Updated at 3:50 p.m.
Gov. Dannel P. Malloy announced a deal Friday with state employee unions that would allow Connecticut to dodge a fiscal iceberg by holding down annual pension costs otherwise set to spike over the next 16 years.
Four months after a major change in Medicaid eligibility for poor parents, 39 percent of those initially expected to lose Medicaid coverage are still in the program and 16 percent have coverage through the state’s health insurance exchange. The health care coverage status of another 42 percent is unknown
School construction costs, coupled with well over $1 billion the state must contribute each year toward teachers’ pensions, mean about 40 percent of the state’s annual education spending is locked in for years to come. Third of seven stories.
WASHINGTON — Rep. Jim Himes is on a quest to rein in President-elect Donald Trump’s ability to take the United States to war, shifting that authority to Capitol Hill. “For decades Congress has wimped out on its authority to declare war,” he said.
WASHINGTON — Sen. Richard Blumenthal on Thursday told Sen. Jeff Sessions, President-elect Donald Trump’s candidate to be the next U.S. attorney general, that he should not vote on his confirmation – or that of other cabinet candidates.
Labor United for Connecticut, an independent expenditure group that came under fire for an attack ad in October, disbanded this week after refunding more than $100,000 to member unions. Continue Reading →
WASHINGTON — Connecticut lawmakers on Thursday helped pass a stopgap spending bill that would prevent a government shutdown – and ease the way for the confirmation of retired Gen. James N. Mattis as the next secretary of defense – but there’s trouble in the Senate. Continue Reading →
Mark Ojakian, who took over as the leader of the state’s largest public college system amid turmoil last year, has won something his predecessors were unable to achieve – a contract extension from the system’s governing board. The extension brings no raise in his $335,000 salary. Continue Reading →
To fix the formula, legislators would have to decide whether there is inequity in how state aid is distributed to towns, simply a lack of money, or both. Any major change would mean huge fiscal consequences and political battles. Second of seven stories. Continue Reading →

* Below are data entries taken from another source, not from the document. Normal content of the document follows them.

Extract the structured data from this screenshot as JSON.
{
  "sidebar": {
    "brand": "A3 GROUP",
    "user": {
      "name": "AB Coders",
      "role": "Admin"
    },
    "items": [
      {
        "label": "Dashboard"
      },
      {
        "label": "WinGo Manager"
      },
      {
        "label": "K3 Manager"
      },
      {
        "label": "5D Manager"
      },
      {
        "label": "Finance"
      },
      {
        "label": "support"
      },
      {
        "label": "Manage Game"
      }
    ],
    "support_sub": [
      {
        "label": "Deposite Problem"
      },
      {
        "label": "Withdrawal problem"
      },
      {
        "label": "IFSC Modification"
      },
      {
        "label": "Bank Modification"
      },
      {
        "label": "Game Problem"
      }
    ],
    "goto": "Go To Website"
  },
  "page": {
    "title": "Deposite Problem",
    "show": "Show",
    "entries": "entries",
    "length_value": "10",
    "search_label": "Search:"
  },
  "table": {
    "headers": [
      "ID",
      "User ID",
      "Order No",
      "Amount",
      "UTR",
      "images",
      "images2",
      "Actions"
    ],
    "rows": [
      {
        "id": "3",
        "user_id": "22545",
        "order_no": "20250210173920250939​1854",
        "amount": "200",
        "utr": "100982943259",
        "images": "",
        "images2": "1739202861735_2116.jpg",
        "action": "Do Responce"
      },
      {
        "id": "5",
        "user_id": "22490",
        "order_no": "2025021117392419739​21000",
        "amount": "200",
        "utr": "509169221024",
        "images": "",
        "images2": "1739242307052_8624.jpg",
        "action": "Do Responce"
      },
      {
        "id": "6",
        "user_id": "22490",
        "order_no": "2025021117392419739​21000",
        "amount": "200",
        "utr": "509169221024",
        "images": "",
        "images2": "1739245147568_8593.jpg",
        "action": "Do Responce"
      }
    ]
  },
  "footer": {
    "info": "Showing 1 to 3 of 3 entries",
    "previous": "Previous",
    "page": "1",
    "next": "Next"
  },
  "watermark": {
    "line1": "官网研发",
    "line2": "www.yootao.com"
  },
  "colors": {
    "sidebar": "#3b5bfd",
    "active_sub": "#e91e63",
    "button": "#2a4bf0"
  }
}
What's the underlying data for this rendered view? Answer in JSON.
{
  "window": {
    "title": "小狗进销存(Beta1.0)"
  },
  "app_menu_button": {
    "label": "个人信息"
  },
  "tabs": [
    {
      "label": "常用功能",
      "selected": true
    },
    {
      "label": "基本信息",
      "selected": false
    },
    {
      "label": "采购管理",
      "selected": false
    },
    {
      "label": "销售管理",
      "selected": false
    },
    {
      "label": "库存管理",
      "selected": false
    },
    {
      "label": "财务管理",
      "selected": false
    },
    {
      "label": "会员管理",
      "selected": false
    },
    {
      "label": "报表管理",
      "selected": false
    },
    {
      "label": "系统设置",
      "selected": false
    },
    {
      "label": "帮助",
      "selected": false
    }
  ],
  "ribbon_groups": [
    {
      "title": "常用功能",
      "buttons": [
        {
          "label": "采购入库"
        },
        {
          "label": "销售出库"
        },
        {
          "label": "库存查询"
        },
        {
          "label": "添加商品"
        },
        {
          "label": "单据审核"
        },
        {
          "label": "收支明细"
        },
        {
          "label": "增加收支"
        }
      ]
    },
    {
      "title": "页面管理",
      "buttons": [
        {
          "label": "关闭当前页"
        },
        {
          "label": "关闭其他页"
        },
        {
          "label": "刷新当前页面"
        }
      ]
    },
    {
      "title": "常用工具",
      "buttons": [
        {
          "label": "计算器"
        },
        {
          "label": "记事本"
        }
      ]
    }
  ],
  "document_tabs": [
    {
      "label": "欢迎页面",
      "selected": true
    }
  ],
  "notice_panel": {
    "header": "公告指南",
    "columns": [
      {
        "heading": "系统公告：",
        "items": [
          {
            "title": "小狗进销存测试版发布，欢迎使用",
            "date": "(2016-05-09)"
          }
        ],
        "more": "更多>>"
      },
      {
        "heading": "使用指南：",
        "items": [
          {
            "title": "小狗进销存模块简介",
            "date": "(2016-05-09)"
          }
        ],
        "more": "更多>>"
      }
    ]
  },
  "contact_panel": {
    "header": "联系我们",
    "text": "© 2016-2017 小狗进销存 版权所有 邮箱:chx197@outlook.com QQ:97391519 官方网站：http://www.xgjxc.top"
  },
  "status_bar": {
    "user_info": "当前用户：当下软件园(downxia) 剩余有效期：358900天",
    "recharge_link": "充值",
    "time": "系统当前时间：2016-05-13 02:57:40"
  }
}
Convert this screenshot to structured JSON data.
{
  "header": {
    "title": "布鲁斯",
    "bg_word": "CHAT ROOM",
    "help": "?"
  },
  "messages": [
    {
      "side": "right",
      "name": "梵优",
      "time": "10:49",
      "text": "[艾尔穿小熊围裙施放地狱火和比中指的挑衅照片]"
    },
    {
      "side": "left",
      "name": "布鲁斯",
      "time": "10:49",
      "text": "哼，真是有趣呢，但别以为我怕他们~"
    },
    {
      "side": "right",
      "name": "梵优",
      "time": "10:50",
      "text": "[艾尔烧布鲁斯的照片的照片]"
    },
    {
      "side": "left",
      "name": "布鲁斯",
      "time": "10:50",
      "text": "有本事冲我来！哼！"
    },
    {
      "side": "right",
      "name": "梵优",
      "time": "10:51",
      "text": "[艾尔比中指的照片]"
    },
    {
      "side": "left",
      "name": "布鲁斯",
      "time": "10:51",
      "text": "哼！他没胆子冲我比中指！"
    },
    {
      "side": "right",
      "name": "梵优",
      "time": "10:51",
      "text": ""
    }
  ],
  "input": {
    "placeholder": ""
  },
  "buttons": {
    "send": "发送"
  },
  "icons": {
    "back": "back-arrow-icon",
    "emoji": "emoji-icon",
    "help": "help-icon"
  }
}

Linda McMahon, the WWE co-founder and two-time Republican nominee for the U.S. Senate in Connecticut, was named Wednesday as President-elect Donald J. Trump’s choice as the administrator of the Small Business Administration. Continue Reading →
WASHINGTON — Sen. Chris Murphy had a significant win Wednesday as the Senate gave final approval to a bill that included his legislation to overhaul the mental health system. “For all the downsides about this job, this is one of those moments that keeps you coming back,” he said. Continue Reading →
WASHINGTON – A stopgap measure to fund the federal government would allow work to continue on a new Connecticut-built ballistic missile submarine while also expediting the controversial nomination of retired Gen. James N. Mattis as the next secretary of defense, posing a tough choice for Connecticut’s lawmakers. Continue Reading →
“The state of education in some towns is alarming,” wrote the judge presiding over a recent five-month trial on state funding of failing schools. Whether the state is doing enough to educate children in poverty was at the core of the case, which explored the struggles of students in the state’s lowest-performing schools. First of seven stories. Continue Reading →
It wasn’t necessarily the way Hartford Mayor Luke Bronin wanted to start a conversation with the suburbs about what it would mean to the region if the capital city goes broke. But the Metropolitan District Commission’s unexpected levy on its member communities for a reserve fund in case Hartford cannot pay its bills is getting Bronin invitations to the suburbs to talk about the city’s challenges. Continue Reading →
Gov. Dannel P. Malloy’s plans to privatize 40 group homes and lay off nearly 500 Department on Developmental Services employees next year — as well as union efforts to block those actions — are temporarily on hold, but have not gone away. Continue Reading →